We met at Rothbury and first drove up to Wooler to get the car pass for the College Valley and then on to Hethpool and up the College valley to Mounthooly which is as far as you can drive.

As usual Sundance had done the old soft shoe shuffle and it was dry and warmish although overcast.  With the dog on its lead we walked past Mounthooly and followed the old tractor track to its end here the footpath heads off to the border ridge but to reach the Henhole our route followed College Burn.

Rounding a shoulder of rock outcrop we were able at long last to look up into the Henhole.  This time the flow in the burn was quite low and we easily crossed to the north bank of the burn to continue up a fairly easy route up past the various waterfalls.
In what seemed no time at all we were at the top of the last waterfall and on looking back it was difficult to believe how much height we had climbed (some 800ft since leaving the footpath).  We could now see easily over the border ridge in to Scotland and the Tweed valley.

We crossed the burn to climb up a spur that lead us to Auchope Cairn and lunch. While having lunch we were entertained by a couple of Euro-fighters who were flying around the Cheviots and at times below the height of Auchope Cairn.

After lunch we walked south along some board walk that kept us above the marshy ground. We met our first people near the spot height 743m, they were replacing fencing.  At Cairn Hill we met someone having lunch and on The Cheviot summit we met a further four people.  As always the view from the summit is disappointing so we quickly retraced our steps back to Auchope Cairn.

A steep descent following the border fence brought us to the Mountain refuge hut and a welcome break.  From here after a rather boggy stretch we arrived at the head of red crib and it started to rain. The path now left the border fence to descend back down into the College Valley where we picked up the tractor track and by which time the rain had stopped.

After a pleasant stroll we arrived back at Mounthooly and a few minutes later we arrived back at the car.

Wed 29th August 2012

The Ingram Horseshoe The Shepherds Perspective

The Ingram Horseshoe  The Shepherds Perspective

Today was going to be a walk with a difference. The walk had been titled as ‘The Ingram Horseshoe – The Shepherds Perspective’ and that is exactly what is going to be.

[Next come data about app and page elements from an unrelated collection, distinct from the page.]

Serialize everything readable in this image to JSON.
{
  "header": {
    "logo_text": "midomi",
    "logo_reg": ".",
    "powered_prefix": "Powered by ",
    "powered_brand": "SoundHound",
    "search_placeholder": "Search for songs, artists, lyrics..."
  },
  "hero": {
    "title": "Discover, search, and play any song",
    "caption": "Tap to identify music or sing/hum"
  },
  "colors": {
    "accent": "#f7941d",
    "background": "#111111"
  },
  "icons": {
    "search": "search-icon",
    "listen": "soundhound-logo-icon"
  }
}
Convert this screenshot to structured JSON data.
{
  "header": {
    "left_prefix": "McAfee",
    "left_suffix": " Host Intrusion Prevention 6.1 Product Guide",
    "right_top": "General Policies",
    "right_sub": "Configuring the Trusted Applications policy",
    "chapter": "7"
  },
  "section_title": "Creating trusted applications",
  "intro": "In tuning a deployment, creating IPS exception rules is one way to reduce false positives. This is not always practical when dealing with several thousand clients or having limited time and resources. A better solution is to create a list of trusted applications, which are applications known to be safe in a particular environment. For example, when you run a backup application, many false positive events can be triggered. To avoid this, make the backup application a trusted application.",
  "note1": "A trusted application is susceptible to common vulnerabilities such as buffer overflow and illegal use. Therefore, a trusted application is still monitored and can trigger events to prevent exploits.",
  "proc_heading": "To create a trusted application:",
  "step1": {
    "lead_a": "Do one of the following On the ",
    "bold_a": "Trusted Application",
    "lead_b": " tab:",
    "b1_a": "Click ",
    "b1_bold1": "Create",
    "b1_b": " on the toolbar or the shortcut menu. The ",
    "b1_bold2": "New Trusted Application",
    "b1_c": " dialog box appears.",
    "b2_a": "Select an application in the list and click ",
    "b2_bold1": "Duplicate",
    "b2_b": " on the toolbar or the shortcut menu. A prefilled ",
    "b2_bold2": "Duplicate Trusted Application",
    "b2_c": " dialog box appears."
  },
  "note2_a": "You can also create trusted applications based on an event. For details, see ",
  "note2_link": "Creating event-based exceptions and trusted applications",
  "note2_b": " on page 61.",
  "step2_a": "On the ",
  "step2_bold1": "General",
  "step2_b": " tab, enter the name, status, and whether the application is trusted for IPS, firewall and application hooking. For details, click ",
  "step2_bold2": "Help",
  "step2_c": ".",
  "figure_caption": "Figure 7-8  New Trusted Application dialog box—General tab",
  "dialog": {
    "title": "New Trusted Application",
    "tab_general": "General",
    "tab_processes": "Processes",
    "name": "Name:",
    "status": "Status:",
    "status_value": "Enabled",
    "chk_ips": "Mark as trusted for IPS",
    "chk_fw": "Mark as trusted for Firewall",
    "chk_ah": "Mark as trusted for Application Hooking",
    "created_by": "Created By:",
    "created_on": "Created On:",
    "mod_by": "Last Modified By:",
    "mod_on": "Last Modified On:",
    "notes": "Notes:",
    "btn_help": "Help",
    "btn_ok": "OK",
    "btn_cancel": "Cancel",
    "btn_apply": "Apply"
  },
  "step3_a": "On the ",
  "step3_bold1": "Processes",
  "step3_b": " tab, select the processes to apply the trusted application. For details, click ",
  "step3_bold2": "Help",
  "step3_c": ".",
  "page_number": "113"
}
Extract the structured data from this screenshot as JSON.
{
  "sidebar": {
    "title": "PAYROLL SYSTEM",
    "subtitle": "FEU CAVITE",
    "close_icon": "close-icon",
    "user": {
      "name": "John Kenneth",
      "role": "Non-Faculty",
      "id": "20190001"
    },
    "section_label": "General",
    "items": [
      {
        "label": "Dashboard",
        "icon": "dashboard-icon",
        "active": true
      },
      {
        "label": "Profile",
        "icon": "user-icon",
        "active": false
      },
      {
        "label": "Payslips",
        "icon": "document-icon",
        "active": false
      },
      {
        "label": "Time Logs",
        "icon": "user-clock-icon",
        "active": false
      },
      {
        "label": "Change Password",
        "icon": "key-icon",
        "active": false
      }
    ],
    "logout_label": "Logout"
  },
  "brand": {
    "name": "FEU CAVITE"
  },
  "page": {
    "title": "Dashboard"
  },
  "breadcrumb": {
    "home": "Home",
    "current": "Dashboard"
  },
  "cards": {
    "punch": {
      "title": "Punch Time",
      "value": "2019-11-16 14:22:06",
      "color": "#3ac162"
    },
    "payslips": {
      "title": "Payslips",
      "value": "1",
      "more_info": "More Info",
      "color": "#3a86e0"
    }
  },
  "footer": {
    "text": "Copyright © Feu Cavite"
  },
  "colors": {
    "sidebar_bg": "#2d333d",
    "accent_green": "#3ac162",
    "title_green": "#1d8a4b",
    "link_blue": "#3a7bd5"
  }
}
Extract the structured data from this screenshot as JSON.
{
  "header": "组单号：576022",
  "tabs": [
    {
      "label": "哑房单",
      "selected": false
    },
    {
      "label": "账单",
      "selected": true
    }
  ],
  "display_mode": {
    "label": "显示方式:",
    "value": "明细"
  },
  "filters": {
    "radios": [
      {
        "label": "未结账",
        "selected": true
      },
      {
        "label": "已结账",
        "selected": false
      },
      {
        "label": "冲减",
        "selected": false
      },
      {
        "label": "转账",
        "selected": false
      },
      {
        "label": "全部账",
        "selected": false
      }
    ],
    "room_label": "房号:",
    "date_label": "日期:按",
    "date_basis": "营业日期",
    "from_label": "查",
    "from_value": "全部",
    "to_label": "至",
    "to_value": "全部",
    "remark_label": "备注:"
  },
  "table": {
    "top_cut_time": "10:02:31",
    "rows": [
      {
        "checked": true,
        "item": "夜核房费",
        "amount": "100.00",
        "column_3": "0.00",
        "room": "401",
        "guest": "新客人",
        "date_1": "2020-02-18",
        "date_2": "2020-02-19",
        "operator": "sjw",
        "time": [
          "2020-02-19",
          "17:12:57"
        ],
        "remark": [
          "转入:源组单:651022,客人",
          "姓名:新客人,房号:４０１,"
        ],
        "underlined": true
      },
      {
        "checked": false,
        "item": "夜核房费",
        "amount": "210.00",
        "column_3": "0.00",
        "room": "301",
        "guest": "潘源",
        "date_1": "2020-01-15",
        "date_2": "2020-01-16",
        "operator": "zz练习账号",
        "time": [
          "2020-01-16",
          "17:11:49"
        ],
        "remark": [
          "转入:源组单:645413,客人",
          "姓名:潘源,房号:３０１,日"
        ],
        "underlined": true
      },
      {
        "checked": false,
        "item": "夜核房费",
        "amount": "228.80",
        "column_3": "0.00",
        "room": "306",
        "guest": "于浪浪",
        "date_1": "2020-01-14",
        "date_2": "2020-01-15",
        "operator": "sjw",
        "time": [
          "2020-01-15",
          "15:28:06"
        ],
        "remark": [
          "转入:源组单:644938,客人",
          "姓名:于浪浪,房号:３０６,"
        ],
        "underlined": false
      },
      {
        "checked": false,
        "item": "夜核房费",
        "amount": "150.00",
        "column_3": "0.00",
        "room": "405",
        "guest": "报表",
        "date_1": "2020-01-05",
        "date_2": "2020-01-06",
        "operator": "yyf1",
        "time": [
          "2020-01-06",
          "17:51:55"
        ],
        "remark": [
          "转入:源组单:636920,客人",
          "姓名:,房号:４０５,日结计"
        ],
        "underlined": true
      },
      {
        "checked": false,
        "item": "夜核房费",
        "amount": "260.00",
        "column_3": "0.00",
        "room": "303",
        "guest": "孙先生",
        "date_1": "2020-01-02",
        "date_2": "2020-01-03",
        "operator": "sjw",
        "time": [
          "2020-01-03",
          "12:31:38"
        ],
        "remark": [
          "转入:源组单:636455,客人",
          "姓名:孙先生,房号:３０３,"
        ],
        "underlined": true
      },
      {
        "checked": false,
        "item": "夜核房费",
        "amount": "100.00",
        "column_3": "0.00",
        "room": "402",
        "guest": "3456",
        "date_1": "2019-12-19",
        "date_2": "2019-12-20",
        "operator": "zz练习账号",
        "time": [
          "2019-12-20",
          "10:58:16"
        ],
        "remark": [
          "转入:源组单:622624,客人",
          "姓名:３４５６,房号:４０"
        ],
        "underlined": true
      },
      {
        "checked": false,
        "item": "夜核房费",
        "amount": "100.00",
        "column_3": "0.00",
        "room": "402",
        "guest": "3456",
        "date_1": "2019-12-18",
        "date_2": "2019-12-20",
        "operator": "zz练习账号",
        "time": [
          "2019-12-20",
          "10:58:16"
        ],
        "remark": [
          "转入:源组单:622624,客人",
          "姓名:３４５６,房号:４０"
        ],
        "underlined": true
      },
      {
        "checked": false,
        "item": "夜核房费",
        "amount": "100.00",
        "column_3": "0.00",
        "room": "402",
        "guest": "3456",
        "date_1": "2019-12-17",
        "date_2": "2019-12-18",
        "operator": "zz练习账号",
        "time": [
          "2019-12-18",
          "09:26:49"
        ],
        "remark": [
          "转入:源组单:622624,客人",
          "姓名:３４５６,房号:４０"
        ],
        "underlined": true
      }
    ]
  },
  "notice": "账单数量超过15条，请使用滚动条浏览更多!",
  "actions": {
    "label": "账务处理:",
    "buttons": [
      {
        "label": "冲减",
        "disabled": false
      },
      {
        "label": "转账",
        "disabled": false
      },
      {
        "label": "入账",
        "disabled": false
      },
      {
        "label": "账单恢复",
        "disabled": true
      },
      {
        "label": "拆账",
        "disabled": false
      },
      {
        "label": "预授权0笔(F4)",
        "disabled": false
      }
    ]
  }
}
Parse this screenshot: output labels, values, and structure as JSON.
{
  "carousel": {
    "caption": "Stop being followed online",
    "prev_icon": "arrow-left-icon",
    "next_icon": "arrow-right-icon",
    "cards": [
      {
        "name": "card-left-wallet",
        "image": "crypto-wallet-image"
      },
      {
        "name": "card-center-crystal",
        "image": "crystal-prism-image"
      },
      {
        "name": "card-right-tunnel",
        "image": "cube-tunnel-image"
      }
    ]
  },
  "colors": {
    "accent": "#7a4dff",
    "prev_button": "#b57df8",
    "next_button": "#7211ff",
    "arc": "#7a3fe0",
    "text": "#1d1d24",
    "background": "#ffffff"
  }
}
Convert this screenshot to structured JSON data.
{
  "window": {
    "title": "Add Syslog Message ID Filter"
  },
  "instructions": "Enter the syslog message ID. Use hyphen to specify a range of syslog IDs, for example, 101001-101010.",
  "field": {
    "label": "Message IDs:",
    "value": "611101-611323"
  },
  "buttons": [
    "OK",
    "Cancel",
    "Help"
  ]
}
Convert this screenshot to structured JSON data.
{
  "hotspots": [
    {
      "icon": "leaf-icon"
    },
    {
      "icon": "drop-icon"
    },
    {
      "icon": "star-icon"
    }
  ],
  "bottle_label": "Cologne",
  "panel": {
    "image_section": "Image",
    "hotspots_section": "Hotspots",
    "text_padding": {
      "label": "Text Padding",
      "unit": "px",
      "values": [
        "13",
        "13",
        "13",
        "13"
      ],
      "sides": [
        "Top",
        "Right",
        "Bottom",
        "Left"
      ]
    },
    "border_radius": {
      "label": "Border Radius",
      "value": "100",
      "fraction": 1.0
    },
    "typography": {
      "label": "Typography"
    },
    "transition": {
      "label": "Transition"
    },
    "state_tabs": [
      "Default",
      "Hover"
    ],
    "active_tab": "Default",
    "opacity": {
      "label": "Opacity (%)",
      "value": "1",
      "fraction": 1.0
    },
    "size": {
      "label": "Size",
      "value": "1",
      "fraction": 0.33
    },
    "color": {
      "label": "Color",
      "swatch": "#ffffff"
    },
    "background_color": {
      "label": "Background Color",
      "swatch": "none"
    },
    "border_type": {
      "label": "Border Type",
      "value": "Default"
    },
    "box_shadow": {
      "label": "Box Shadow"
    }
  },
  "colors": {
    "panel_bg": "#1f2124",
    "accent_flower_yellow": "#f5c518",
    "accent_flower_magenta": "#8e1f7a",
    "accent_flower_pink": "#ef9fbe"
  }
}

Also we had a guest with us today, Kirsten, who had come over from Germany to record a programme for Deutsche Radio. She was recording a 1 hour programme about British sheep and shepherding and part of this programme was going to feature Shepherds Walks. She believed it was totally unique, myself Jon, a former shepherd who now spends his life shepherding people around the hills rather than sheep and showcasing and explaining the landscape from a shepherds perspective.

The group of walkers met at the bridge car park and a quick introduction we started our walk.

After days of rain it was great to have the sun shining and at last we had a bit of summer weather. It was just what we all needed as we rose up from the valley floor. Kirsten recorded our feet squelching along the wet path as she was very keen to ‘paint a sound picture’ of this great countryside.

We stopped a number of times to look at the sheep and to look at the landscape, discussing the way it has been managed by the farmer.

As we skirted Wether Hill the day got better, as the local shepherd approached on his quad bike and after seeing us all smiling at him he stopped and explained in great depth about the way he manages the hill ground we were all walking through. He was a very passionate man who truly loved the countryside he worked in and to be honest this was the icing on the cake of the walk.

We then dropped down and climbed up around the back of Old Fawden Hill to find some shelter for lunch. Sheltered from the wind it was a lovely day as we looked east.

After lunch we continued on to Fawden farm and watched the farmer as he gathered his sheep up with his Border collie. May I add again this was all unplanned but as we walked through this working countryside the skill of both the dog on the handler was second to none.

As we skirted East Hill we headed back down to the valley floor we headed into the Ingram National Park Visitor centre for Ice Creams.

A great end to a good days walking.